Updated June 25th, 2019
This article references the “enable compression” warning in PageSpeed Insights. If you’re looking “image compression” read How to Compress Images on Shopify.
There are 2 ways to make your files smaller: minifying and compressing them.
Minifying scripts and stylesheets removes all the excess spacing and code comments in the actual files to max compact the code and file size.
Compressing files makes them lighter to transfer from your server.
What is compression?
Compression is a technique that allows the web server and browser to agree on a common compression format (gzip) and transfer much lighter files.

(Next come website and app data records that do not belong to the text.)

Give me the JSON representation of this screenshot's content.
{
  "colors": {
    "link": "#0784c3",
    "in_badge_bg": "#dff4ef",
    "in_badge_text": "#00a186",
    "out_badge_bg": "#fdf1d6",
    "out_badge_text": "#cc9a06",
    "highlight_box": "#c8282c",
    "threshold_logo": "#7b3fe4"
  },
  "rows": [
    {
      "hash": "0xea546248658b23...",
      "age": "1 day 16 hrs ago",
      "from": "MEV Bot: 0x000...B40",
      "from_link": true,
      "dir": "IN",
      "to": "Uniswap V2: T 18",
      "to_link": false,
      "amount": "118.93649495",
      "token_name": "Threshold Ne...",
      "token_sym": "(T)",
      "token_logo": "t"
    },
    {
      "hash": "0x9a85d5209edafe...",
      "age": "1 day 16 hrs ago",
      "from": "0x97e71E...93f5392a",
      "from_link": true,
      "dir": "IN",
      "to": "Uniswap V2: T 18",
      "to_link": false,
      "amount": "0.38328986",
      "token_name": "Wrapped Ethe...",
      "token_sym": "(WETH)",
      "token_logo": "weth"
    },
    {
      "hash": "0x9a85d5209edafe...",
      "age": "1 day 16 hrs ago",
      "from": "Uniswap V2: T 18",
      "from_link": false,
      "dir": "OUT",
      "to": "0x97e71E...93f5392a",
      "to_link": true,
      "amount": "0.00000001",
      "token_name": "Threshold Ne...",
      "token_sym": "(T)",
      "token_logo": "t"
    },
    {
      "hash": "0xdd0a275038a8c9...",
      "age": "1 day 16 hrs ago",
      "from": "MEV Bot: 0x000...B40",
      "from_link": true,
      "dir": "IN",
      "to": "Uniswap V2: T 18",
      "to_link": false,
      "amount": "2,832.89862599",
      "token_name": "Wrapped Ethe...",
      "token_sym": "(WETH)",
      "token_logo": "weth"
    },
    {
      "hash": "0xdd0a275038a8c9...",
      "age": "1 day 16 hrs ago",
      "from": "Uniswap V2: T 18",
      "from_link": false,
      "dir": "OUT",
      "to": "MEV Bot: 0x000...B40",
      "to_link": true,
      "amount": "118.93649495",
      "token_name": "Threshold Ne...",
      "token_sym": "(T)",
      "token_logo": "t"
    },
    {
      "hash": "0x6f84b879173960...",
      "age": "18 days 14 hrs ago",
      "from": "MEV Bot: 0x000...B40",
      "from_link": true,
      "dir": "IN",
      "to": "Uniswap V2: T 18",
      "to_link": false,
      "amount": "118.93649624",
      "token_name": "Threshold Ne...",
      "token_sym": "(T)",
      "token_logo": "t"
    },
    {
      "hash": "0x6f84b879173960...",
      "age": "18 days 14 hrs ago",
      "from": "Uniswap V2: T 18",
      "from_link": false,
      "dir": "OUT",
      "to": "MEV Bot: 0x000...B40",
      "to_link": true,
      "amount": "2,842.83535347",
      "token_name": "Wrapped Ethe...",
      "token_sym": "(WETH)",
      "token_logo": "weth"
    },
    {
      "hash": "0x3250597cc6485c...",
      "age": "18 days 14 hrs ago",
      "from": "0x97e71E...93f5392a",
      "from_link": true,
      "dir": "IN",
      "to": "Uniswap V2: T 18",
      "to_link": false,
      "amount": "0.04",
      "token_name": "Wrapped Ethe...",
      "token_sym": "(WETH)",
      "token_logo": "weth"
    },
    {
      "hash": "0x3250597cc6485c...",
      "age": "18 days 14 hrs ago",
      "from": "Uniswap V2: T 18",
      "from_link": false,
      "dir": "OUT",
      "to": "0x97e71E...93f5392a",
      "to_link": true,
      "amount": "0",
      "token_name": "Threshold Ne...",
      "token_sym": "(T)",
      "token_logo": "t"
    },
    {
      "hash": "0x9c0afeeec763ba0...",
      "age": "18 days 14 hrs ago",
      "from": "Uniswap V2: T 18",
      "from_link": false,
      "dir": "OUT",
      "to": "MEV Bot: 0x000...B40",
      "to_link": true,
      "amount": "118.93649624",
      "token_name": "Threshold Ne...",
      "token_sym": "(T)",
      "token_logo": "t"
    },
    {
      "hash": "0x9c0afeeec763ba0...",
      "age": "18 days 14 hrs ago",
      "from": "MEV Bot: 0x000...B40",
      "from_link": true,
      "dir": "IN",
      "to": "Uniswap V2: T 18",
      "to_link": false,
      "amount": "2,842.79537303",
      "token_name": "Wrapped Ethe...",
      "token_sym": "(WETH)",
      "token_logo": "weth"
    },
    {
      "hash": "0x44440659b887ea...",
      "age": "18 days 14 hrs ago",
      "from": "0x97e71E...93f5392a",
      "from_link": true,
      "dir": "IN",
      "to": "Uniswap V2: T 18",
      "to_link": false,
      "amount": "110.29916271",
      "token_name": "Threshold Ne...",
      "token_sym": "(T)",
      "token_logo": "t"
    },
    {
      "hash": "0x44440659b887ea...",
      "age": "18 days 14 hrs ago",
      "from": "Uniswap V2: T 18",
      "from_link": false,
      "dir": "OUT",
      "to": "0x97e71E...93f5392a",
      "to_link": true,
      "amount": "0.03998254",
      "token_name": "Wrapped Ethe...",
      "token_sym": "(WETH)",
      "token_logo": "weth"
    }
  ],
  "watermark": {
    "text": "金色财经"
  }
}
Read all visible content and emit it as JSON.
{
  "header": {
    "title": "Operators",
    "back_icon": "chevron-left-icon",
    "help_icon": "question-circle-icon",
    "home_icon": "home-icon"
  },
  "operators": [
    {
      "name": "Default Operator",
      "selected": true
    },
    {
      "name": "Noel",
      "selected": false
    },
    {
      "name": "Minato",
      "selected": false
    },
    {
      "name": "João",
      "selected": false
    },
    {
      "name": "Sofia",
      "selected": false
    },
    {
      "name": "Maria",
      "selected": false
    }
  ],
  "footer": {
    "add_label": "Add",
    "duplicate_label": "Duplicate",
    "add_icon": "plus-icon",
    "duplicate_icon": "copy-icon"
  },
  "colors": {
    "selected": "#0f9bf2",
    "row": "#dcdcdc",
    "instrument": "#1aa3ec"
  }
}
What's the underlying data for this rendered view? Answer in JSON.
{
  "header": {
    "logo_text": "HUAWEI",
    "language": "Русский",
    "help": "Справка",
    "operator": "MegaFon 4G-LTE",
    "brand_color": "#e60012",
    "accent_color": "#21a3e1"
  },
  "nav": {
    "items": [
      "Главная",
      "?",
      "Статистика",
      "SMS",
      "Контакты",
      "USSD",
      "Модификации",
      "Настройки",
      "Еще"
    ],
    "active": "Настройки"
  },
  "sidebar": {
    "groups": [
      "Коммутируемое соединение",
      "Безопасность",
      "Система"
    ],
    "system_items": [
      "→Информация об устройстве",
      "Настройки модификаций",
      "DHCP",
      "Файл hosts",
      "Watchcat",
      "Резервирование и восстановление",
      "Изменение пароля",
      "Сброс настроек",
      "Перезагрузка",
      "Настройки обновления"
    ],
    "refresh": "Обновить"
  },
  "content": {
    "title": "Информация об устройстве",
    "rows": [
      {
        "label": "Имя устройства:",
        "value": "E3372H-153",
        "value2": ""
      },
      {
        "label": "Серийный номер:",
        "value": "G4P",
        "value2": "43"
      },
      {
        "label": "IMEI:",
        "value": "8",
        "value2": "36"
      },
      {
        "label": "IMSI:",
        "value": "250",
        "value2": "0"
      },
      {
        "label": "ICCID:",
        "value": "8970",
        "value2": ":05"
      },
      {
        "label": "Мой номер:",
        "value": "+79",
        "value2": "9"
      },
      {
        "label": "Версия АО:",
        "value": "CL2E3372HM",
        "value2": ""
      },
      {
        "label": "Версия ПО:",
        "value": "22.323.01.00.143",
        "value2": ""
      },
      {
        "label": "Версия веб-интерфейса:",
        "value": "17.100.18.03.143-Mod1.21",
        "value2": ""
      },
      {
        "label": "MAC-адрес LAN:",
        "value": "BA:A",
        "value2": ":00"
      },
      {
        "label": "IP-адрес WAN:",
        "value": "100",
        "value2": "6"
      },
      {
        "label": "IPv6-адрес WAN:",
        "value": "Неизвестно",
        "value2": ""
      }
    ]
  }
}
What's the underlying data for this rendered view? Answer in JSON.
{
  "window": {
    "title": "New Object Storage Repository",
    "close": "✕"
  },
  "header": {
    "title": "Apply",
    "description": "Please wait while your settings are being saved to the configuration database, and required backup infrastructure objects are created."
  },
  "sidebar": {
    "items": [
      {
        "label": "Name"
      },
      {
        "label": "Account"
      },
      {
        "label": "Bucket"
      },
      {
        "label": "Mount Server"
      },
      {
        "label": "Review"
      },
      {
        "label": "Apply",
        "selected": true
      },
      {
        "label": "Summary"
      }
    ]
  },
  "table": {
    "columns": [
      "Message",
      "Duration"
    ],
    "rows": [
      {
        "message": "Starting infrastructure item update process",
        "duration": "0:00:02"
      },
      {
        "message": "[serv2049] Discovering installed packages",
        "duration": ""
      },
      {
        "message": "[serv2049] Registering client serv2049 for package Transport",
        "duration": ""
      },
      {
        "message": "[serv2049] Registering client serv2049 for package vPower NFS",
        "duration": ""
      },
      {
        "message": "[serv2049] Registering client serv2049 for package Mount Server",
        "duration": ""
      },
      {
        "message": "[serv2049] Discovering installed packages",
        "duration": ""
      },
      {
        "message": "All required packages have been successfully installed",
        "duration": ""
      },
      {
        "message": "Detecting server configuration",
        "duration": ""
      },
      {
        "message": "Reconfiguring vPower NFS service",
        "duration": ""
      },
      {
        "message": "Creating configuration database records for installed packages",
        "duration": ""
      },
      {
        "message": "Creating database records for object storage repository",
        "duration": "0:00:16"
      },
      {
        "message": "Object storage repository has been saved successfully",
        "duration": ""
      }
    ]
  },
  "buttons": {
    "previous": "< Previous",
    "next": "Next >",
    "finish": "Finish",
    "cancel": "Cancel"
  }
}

Google says gzip compression can reduce the size of the transferred response by up to 90%. Whoa!
How to enable compression
It’s handled on the server, but you don’t need to know the technical details.
If you’re on a Shopify site, your files are likely already compressed.
If you have Shopify and are getting this warning from PageSpeed Insights, it’s likely a file from a 3rd party app.
In this case, you can email the app support and ask if they can compress their files.
Here’s a quick template you can copy/paste:
How to find which app is serving the uncompressed file(s)
You can use our Shopify Analyzer to see this plus a full analysis of what can be optimized on a Shopify site.
If you came here after checking your Google PageSpeed Insights, You’re probably seeing something like this:
Go to your PageSpeed results and hover over the filename and it will show the full path.
If you don’t recognize the file name, you can try these methods to figure out which app is serving it up:
- Try going to the root domain. In the 2 examples above the domains are smile.io and loggly.com.
- If that doesn’t work, try copying the file path and searching “what is [paste file path here]“.
In that screenshot, I recognize the domain “smile.io” as a match with an app of the same name. So I can just go to the app in Shopify and contact them from there.
The second file I don’t recognize, but I can go to loggly.com and see that it’s an app.
It’s considered best practices to compress resources, but sometimes an app developer may have a reason for not compressing. If the file is under 10kb, it’s probably not worth the effort.
On the other hand, if you’re dealing with something like this:
You can save significant page weight and load speed by getting the files compressed. *This is a screenshot from GTmetrix, referring to a slider plugin (sliders can be heavy).
More Speed Tips
Check out our full Shopify optimization guide to get ideas and how-to’s.
You can also check out more performance optimization posts here.
If you’d like a Shopify optimization specialist to analyze your site, contact us here.